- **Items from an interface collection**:
# # # #

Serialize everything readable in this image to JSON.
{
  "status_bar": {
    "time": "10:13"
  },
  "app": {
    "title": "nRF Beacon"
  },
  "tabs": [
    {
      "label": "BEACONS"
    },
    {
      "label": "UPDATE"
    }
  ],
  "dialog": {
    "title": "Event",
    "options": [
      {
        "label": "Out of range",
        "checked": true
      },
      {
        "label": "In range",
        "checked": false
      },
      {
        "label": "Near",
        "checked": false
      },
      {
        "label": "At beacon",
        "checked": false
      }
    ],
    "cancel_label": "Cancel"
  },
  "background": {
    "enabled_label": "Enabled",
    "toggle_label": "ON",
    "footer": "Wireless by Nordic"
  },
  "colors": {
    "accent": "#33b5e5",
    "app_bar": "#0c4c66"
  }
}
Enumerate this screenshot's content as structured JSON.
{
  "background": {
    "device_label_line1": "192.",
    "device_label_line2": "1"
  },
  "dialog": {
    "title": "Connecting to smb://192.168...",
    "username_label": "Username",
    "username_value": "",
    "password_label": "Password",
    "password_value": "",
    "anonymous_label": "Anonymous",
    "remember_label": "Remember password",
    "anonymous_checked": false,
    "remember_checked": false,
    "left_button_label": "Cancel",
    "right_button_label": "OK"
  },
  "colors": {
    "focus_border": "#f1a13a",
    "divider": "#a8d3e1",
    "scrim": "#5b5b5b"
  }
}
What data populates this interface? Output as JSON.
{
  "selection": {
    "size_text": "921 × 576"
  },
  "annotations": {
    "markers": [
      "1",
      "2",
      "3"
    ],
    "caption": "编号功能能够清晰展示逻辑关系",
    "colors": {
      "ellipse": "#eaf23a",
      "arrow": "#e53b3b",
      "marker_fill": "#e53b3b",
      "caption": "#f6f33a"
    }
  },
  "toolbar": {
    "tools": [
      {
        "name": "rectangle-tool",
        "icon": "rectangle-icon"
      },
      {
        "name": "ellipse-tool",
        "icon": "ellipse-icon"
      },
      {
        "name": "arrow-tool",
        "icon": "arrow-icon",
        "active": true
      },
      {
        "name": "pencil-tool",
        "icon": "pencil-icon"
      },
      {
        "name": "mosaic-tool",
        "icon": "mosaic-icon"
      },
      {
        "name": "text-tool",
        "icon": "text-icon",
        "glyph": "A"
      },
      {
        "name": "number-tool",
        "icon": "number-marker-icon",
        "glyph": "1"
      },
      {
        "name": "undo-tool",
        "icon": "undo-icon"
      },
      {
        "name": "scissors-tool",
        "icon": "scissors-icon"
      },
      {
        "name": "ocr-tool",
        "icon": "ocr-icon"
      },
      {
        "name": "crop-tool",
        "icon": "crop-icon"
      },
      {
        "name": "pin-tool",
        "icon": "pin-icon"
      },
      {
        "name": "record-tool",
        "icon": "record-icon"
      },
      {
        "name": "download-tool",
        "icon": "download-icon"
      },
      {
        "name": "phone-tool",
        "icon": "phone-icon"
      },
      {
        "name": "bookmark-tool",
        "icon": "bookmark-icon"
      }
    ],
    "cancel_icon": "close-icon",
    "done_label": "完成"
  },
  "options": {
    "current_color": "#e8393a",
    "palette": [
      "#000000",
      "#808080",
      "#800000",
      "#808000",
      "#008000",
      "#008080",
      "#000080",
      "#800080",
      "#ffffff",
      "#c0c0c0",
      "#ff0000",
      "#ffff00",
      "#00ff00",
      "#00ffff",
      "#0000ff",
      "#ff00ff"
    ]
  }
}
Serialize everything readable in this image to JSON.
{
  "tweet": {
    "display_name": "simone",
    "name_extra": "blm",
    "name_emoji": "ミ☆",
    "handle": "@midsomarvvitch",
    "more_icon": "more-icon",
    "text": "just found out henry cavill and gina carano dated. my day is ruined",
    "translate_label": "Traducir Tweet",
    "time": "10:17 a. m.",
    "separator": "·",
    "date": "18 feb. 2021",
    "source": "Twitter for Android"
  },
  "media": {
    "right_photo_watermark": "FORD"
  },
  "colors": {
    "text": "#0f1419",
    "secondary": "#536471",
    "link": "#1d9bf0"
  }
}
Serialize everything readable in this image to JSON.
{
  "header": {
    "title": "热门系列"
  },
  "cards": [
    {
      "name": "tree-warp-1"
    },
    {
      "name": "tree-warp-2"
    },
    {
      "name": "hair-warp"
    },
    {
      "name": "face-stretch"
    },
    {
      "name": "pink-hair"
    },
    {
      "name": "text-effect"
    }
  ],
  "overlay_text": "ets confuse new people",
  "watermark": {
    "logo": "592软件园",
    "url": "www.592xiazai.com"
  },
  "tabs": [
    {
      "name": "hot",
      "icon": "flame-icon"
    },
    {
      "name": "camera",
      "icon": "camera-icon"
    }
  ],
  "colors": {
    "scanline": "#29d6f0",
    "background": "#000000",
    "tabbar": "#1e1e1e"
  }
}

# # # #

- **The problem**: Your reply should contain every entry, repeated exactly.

- **Completed exercise**:
Serialize everything readable in this image to JSON.
{
  "status_bar": {
    "time": "10:13"
  },
  "app": {
    "title": "nRF Beacon"
  },
  "tabs": [
    {
      "label": "BEACONS"
    },
    {
      "label": "UPDATE"
    }
  ],
  "dialog": {
    "title": "Event",
    "options": [
      {
        "label": "Out of range",
        "checked": true
      },
      {
        "label": "In range",
        "checked": false
      },
      {
        "label": "Near",
        "checked": false
      },
      {
        "label": "At beacon",
        "checked": false
      }
    ],
    "cancel_label": "Cancel"
  },
  "background": {
    "enabled_label": "Enabled",
    "toggle_label": "ON",
    "footer": "Wireless by Nordic"
  },
  "colors": {
    "accent": "#33b5e5",
    "app_bar": "#0c4c66"
  }
}
Enumerate this screenshot's content as structured JSON.
{
  "background": {
    "device_label_line1": "192.",
    "device_label_line2": "1"
  },
  "dialog": {
    "title": "Connecting to smb://192.168...",
    "username_label": "Username",
    "username_value": "",
    "password_label": "Password",
    "password_value": "",
    "anonymous_label": "Anonymous",
    "remember_label": "Remember password",
    "anonymous_checked": false,
    "remember_checked": false,
    "left_button_label": "Cancel",
    "right_button_label": "OK"
  },
  "colors": {
    "focus_border": "#f1a13a",
    "divider": "#a8d3e1",
    "scrim": "#5b5b5b"
  }
}
What data populates this interface? Output as JSON.
{
  "selection": {
    "size_text": "921 × 576"
  },
  "annotations": {
    "markers": [
      "1",
      "2",
      "3"
    ],
    "caption": "编号功能能够清晰展示逻辑关系",
    "colors": {
      "ellipse": "#eaf23a",
      "arrow": "#e53b3b",
      "marker_fill": "#e53b3b",
      "caption": "#f6f33a"
    }
  },
  "toolbar": {
    "tools": [
      {
        "name": "rectangle-tool",
        "icon": "rectangle-icon"
      },
      {
        "name": "ellipse-tool",
        "icon": "ellipse-icon"
      },
      {
        "name": "arrow-tool",
        "icon": "arrow-icon",
        "active": true
      },
      {
        "name": "pencil-tool",
        "icon": "pencil-icon"
      },
      {
        "name": "mosaic-tool",
        "icon": "mosaic-icon"
      },
      {
        "name": "text-tool",
        "icon": "text-icon",
        "glyph": "A"
      },
      {
        "name": "number-tool",
        "icon": "number-marker-icon",
        "glyph": "1"
      },
      {
        "name": "undo-tool",
        "icon": "undo-icon"
      },
      {
        "name": "scissors-tool",
        "icon": "scissors-icon"
      },
      {
        "name": "ocr-tool",
        "icon": "ocr-icon"
      },
      {
        "name": "crop-tool",
        "icon": "crop-icon"
      },
      {
        "name": "pin-tool",
        "icon": "pin-icon"
      },
      {
        "name": "record-tool",
        "icon": "record-icon"
      },
      {
        "name": "download-tool",
        "icon": "download-icon"
      },
      {
        "name": "phone-tool",
        "icon": "phone-icon"
      },
      {
        "name": "bookmark-tool",
        "icon": "bookmark-icon"
      }
    ],
    "cancel_icon": "close-icon",
    "done_label": "完成"
  },
  "options": {
    "current_color": "#e8393a",
    "palette": [
      "#000000",
      "#808080",
      "#800000",
      "#808000",
      "#008000",
      "#008080",
      "#000080",
      "#800080",
      "#ffffff",
      "#c0c0c0",
      "#ff0000",
      "#ffff00",
      "#00ff00",
      "#00ffff",
      "#0000ff",
      "#ff00ff"
    ]
  }
}
Serialize everything readable in this image to JSON.
{
  "tweet": {
    "display_name": "simone",
    "name_extra": "blm",
    "name_emoji": "ミ☆",
    "handle": "@midsomarvvitch",
    "more_icon": "more-icon",
    "text": "just found out henry cavill and gina carano dated. my day is ruined",
    "translate_label": "Traducir Tweet",
    "time": "10:17 a. m.",
    "separator": "·",
    "date": "18 feb. 2021",
    "source": "Twitter for Android"
  },
  "media": {
    "right_photo_watermark": "FORD"
  },
  "colors": {
    "text": "#0f1419",
    "secondary": "#536471",
    "link": "#1d9bf0"
  }
}
Serialize everything readable in this image to JSON.
{
  "header": {
    "title": "热门系列"
  },
  "cards": [
    {
      "name": "tree-warp-1"
    },
    {
      "name": "tree-warp-2"
    },
    {
      "name": "hair-warp"
    },
    {
      "name": "face-stretch"
    },
    {
      "name": "pink-hair"
    },
    {
      "name": "text-effect"
    }
  ],
  "overlay_text": "ets confuse new people",
  "watermark": {
    "logo": "592软件园",
    "url": "www.592xiazai.com"
  },
  "tabs": [
    {
      "name": "hot",
      "icon": "flame-icon"
    },
    {
      "name": "camera",
      "icon": "camera-icon"
    }
  ],
  "colors": {
    "scanline": "#29d6f0",
    "background": "#000000",
    "tabbar": "#1e1e1e"
  }
}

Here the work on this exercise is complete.